Stay with me on this one--it's gonna take some work.
State Rep. Mike May
(R) hands out the "Golden Anvil" Award every so often to Bad Business Bills which Weigh Down Colorado Commerce. I am on this mailing list, so I keep pretty well informed of what the Democrats are trying to do to ruin the Colorado economy. Tonight, though, something new piqued my interest.
The "Golden Anvil" citation included the following lines:That is why House Republican Leader Mike May, R-Parker, awarded this week’s Golden Anvil to House Bill 1293, which was promoted this weekend by sponsor Rep. Gwyn Green (D-Golden) and anti-highway-expansion activists. . . . As amended, HB 1293 would create a 500-yard bubble, the length of five football fields in each direction, around all public and private schools, making it more difficult for any highways to be built or expanded within that area.

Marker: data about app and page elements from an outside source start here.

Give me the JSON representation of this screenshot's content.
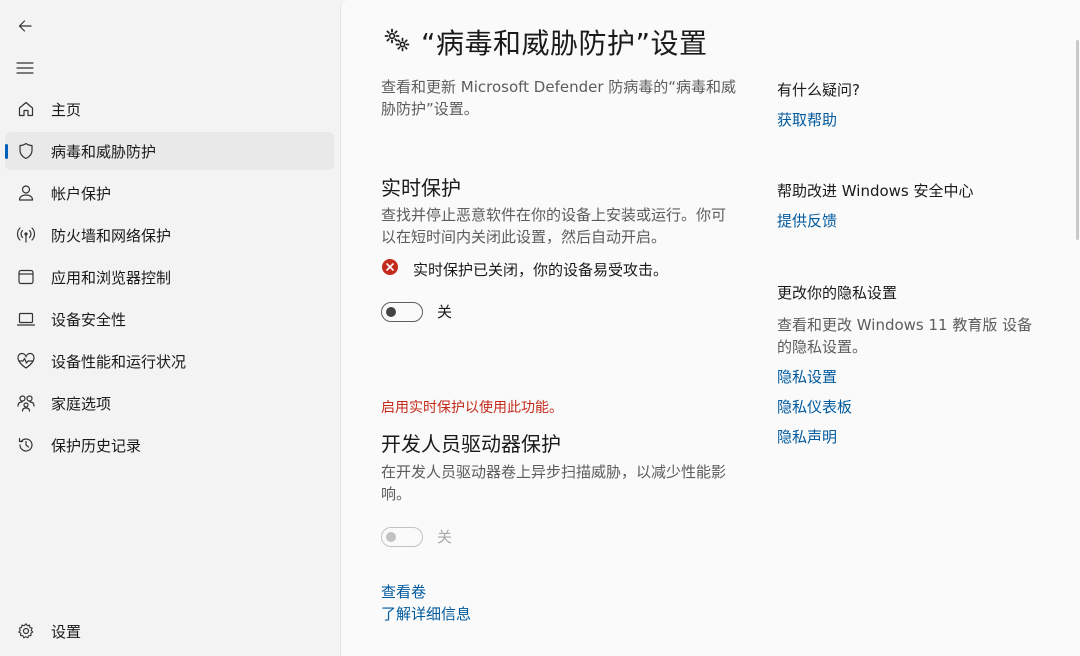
{
  "sidebar": {
    "items": [
      {
        "label": "主页"
      },
      {
        "label": "病毒和威胁防护"
      },
      {
        "label": "帐户保护"
      },
      {
        "label": "防火墙和网络保护"
      },
      {
        "label": "应用和浏览器控制"
      },
      {
        "label": "设备安全性"
      },
      {
        "label": "设备性能和运行状况"
      },
      {
        "label": "家庭选项"
      },
      {
        "label": "保护历史记录"
      }
    ],
    "active_index": 1,
    "settings_label": "设置"
  },
  "main": {
    "title": "“病毒和威胁防护”设置",
    "description": "查看和更新 Microsoft Defender 防病毒的“病毒和威胁防护”设置。",
    "realtime": {
      "title": "实时保护",
      "description": "查找并停止恶意软件在你的设备上安装或运行。你可以在短时间内关闭此设置，然后自动开启。",
      "alert_text": "实时保护已关闭，你的设备易受攻击。",
      "toggle_label": "关",
      "toggle_on": false
    },
    "warning_text": "启用实时保护以使用此功能。",
    "dev_drive": {
      "title": "开发人员驱动器保护",
      "description": "在开发人员驱动器卷上异步扫描威胁，以减少性能影响。",
      "toggle_label": "关",
      "toggle_on": false,
      "disabled": true,
      "links": [
        "查看卷",
        "了解详细信息"
      ]
    }
  },
  "right": {
    "questions_title": "有什么疑问?",
    "get_help": "获取帮助",
    "improve_title": "帮助改进 Windows 安全中心",
    "feedback": "提供反馈",
    "privacy_title": "更改你的隐私设置",
    "privacy_desc": "查看和更改 Windows 11 教育版 设备的隐私设置。",
    "privacy_links": [
      "隐私设置",
      "隐私仪表板",
      "隐私声明"
    ]
  },
  "colors": {
    "accent": "#005fb8",
    "link": "#005a9e",
    "error": "#c42b1c"
  }
}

This set off my radar, so I did a little reviewing of some stuff I took an interest in not too long ago.
The Colorado Deparment of Transportation, along with several other agencies, have been studying for several years now the feasibility of completing the Denver Highway Loop, which begins in the West at the intersection of C-470 and I-70, and circles south and east around the city to connect with E-470, which goes all around the east part of Denver and, with the recently completed connection, goes all the way around to reach Flatirons' Crossing Mall in the far northwest corner of the city. This leaves just the furthest West/Northwest corner of the Denver Metro Area without a leg on the Loop. And, as anybody who has tried to get anywhere in the northwest corner of the metro area can tell you, completing that loop would make a huge difference in travel around the city. CDOT has dubbed this project "The Northwest Corridor."
Two years ago, when this was first being looked at, I went to a couple of the public meetings held by CDOT to try to start a working plan. There was, as I recall, about 80 possibilities for this highway, though some were obviously better suited than others. But most of the most sensible alternatives involved the use and expansion of an already-existing four-lane highway, Colorado Hwy. 93, to complete the Loop into and through Golden, where it would hook up to C-470/I-70 and finish the Loop. If you look through the heading "Alternatives" at the above link, it will show you all the possible routes the NW Corridor could take.
The problem with that is that the residents of Golden--which, by the way, is about three times the size it was 20 years ago and sprawls up onto the sides of the foothills in every direction around the city--do not want a highway coming through their city. And, I suppose, I can't blame them: I don't want one coming through my part of town, either. But, given that there's already Hwy 93, CO Hwy 58, and CO Hwy 6 all passing through or around Golden, carrying traffic to Boulder and the gambling cities in the mountains, this is a smaller adjustment for that community than it would be for many others.
So how does Gwyn Green's HB 1293 come into play? Well, first, notice that Gwyn Green represents Golden. Second, check out this map on Mapquest
, which shows the location of Mitchell Elementary School. Now, I'm no cartographer, but it looks to me like Mitchell Elementary School is within about 50 feet of Highway 93.
In other words, were HB1293 to pass and become law, the Northwest Corridor IS DEAD as a highway project. Hwy 93 could never be expanded as long as Mitchell Elem. still stands, and the residents of Golden, thanks to the cleverness of their representative, would never have to deal with being a part of the Denver Highway Loop.
Keep in mind, folks, that with the opening of Flatirons' Crossings Shopping Center, the redevelopment of the Rocky Flats region, and the otherwise normal expansion of housing in the northwest part of the metro area, NOT having an easy means of highway travel in this area will mean significant losses in terms of commerce, traffic congestion, lost time, and the massive environmental impact of cars idling in traffic jams. NOT completing the Highway Loop would be--twenty years out--a disaster for this area.
This disaster brought to you by the Democrats in your Legislature.
Addendum: Note that this bill passed out of the Education Committee, where it is more easily disguised. Had it gone through the Transportation Committee, somebody might have noticed the scheme.
Addendum 2: In case you were wondering, Mitchell Elem School (new facility) opened in about 1995--WAY after Hwy 93 existed in its current corridor.